El Guincho- Pop Negro

New Review of El Guincho's Pop Negro, an insanely fun, joyous album (musically, can't speak for the esp. lyrics).

Tuesday, October 5, 2010

There’s a difference in me lifestyle

Fascinating post at this newly discovered blog on the above-posted mythical song by "Sex Boots Dread". It speaks wonders to the still-prevalent homophobia in the reggae scene that these goofy songs of a gay rasta still remain somewhat of a mystery.

Meat is Mirror

The ever-wonderful Anwyn Crawford on the history of meat as outfit, misogyny, and metaphor in music at Frieze.

What? No Mention of Skinny Puppy, though?

Sunday, October 3, 2010

Of Good Stock

Great breakdown at Lenin's Tomb of how racism has moved it's basis from biology to culture and how market forces drive this (using British culture as it's case study, but it wouldn't be hard to draw up an American correlate)

It's not that Obama's black, it's the type of black person he is...

Forever In Your Debt

Interesting post at the BBC by Adam Curtis (Power of Nightmares, Century of the Self) with an interesting conspiracy theory on how the neoliberal debt economy was potentially grown out of a need to satiate a public au courant of growing class inequalities. The idea is that if you create an economy where the poor can afford to climb up the ladder by wafting through a mountain of debt, it'll keep them out of the streets. Credit was the great equalizer, except that it inordinately made rich banks richer and indebted consumers bankrupt.

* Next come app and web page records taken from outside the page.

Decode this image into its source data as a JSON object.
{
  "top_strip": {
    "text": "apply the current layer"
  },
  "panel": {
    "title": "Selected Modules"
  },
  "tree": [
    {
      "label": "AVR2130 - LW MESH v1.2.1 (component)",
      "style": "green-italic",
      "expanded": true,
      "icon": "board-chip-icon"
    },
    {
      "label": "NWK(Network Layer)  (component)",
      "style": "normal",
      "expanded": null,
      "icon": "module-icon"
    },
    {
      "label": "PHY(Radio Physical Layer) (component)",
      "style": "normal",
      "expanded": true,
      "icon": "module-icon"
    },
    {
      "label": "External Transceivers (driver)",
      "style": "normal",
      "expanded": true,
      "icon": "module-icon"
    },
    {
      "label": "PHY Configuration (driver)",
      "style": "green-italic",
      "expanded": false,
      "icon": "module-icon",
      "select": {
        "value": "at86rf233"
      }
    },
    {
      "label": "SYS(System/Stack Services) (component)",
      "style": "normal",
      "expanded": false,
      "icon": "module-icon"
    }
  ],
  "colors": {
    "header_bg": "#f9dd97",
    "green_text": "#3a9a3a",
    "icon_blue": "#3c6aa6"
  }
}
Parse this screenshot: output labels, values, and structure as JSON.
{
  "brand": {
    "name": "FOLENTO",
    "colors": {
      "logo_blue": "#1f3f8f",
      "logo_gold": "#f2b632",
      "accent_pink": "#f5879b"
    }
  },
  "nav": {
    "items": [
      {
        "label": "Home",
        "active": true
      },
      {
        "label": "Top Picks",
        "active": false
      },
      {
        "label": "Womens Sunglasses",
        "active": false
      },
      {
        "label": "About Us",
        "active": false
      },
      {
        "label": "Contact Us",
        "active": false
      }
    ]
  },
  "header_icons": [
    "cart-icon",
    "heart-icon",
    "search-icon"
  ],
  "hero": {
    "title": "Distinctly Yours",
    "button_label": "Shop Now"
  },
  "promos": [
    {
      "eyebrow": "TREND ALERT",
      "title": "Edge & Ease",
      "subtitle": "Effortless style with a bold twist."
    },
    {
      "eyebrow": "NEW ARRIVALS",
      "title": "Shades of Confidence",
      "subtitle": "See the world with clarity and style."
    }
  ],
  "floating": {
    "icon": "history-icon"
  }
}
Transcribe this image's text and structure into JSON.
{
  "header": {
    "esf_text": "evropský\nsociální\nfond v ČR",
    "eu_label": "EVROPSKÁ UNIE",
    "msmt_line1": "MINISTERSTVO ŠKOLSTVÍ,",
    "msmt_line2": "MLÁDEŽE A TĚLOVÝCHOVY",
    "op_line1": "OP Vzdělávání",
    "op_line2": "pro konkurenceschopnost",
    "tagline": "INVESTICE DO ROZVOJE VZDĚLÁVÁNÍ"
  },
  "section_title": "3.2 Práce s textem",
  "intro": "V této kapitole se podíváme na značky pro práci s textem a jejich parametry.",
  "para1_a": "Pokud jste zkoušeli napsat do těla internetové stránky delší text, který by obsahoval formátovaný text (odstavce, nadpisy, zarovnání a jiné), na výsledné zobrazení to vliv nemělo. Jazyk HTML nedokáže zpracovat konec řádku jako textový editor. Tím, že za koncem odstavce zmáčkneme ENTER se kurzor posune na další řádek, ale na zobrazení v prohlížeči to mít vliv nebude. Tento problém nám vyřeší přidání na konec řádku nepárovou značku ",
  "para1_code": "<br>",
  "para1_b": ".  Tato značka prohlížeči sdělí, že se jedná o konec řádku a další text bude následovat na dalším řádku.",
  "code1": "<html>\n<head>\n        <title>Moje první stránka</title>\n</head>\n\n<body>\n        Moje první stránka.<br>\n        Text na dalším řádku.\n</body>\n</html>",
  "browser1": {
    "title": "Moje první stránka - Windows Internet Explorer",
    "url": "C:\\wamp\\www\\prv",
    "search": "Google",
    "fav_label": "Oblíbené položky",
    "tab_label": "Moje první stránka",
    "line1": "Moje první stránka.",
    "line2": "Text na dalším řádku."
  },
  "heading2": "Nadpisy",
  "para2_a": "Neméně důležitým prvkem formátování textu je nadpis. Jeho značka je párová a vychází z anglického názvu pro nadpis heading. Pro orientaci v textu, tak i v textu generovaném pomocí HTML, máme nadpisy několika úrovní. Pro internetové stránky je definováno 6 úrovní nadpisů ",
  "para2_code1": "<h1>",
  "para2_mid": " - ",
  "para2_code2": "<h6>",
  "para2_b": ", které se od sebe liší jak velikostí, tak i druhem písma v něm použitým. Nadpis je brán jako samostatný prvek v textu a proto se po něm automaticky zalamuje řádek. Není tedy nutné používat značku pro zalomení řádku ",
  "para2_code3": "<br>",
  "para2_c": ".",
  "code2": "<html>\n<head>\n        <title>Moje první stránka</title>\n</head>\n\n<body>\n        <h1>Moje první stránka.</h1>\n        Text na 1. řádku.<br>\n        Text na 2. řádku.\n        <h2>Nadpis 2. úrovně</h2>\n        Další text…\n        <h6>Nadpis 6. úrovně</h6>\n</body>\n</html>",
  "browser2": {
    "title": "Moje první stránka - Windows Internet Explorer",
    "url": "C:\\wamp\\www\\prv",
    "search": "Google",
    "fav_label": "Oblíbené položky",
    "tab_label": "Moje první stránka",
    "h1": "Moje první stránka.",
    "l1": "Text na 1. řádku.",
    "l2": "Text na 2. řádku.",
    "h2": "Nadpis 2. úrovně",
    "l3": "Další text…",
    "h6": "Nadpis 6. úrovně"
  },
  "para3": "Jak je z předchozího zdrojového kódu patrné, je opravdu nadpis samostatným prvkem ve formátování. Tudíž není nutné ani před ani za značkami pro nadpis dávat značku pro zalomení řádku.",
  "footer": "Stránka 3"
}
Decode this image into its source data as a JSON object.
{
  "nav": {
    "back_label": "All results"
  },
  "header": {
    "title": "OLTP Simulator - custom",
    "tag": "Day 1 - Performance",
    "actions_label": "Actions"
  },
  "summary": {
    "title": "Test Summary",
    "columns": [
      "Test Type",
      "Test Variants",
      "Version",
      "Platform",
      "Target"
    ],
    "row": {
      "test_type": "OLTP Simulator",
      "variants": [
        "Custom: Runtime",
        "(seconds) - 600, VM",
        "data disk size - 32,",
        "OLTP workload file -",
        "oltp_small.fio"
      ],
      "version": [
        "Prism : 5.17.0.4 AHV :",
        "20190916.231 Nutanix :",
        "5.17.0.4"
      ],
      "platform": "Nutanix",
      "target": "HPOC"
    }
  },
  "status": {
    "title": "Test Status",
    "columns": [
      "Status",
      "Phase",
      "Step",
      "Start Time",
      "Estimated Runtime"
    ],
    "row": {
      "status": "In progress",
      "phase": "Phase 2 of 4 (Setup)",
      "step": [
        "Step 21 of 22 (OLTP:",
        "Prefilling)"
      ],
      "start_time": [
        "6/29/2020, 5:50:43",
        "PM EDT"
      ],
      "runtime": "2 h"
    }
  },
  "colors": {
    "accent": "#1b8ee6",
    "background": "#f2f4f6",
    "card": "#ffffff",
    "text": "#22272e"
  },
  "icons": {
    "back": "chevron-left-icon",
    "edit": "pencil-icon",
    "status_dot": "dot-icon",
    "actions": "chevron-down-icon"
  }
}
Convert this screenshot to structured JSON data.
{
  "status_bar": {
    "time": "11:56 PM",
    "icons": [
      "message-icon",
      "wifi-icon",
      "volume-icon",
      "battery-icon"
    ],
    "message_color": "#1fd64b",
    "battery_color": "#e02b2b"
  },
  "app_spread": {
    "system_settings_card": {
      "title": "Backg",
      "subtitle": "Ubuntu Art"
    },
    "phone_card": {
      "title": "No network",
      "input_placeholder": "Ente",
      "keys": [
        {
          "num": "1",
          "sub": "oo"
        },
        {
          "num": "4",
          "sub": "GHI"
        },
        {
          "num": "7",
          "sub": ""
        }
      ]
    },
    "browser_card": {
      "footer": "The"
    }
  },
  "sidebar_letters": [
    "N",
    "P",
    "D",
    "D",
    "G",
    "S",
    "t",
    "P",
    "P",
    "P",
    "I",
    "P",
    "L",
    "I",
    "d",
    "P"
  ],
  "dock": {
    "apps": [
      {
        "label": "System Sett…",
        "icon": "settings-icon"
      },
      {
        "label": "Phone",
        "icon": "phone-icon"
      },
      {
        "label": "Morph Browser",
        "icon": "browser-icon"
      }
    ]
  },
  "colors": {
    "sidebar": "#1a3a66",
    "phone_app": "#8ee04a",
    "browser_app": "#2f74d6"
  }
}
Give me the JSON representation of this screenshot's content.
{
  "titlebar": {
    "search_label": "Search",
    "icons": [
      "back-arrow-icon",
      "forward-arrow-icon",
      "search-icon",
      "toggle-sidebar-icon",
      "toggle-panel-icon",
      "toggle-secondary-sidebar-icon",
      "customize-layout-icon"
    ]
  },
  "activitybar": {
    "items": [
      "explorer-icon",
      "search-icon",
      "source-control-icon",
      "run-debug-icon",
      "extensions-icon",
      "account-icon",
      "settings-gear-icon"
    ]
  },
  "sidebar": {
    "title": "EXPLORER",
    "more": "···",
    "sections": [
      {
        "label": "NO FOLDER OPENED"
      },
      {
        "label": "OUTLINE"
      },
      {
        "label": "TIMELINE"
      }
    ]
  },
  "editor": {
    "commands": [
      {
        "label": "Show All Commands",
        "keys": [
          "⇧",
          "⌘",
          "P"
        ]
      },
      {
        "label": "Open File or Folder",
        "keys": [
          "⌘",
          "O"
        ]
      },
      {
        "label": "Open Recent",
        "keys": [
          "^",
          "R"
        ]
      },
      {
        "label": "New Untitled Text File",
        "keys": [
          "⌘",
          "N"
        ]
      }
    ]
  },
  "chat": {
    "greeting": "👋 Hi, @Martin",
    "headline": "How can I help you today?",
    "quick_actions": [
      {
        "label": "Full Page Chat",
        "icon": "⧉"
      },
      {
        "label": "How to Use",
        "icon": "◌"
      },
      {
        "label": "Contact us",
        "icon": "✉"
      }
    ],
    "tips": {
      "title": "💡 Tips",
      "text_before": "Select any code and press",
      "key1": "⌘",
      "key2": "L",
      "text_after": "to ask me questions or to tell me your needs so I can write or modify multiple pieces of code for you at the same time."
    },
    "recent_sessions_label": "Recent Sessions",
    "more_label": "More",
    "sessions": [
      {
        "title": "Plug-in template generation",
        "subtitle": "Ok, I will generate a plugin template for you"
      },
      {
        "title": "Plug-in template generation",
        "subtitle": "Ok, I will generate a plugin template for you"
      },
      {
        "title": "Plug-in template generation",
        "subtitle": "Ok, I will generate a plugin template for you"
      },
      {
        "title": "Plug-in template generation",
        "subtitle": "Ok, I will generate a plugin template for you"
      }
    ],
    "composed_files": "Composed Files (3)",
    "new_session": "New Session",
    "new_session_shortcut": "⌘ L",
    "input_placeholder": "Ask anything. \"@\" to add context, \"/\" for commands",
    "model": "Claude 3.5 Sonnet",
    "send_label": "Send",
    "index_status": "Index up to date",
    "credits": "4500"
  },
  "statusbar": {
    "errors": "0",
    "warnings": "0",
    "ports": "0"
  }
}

He shows some videos from the Beeb too that bear witness to the old attitude, which painted people spending "beyond their means" as terrible people (ie, they didn't recognize their place in the lower castes). You see this puritanical sentiment reiterated consistently among the Adbusters left (ie, we should all simplify our lives, consume less, not enjoy the excess products of a corrupt/exploitative system, and ignore culture to build some kind of utopian alterna-capitalism with no real stakes against its rival power structure), preaching an ascetics that kind of functions as the countercultural equivalent of catholic guilt. One kept help but suggest that the prevalence of this attitude is one reason the radical left has remained relatively impotent amidst the vast neoliberal takeover of the public and semi-public sectors. More prominently, you saw this attitude as the immediate defense of the CNBC crowd in the wake of the recession of '08 (ie, Rick Santelli's admonishment of the "losers" who couldn't pay back their adjustable-rate loans). The money of these awful people was, of course, welcome by Wall Street and incorporated into the deluge of nubureacracy that showed perpetual growth where there was none, a falsified public relations paperwork complex whose sole design was the recursive expansion of itself as prognostic mechanism.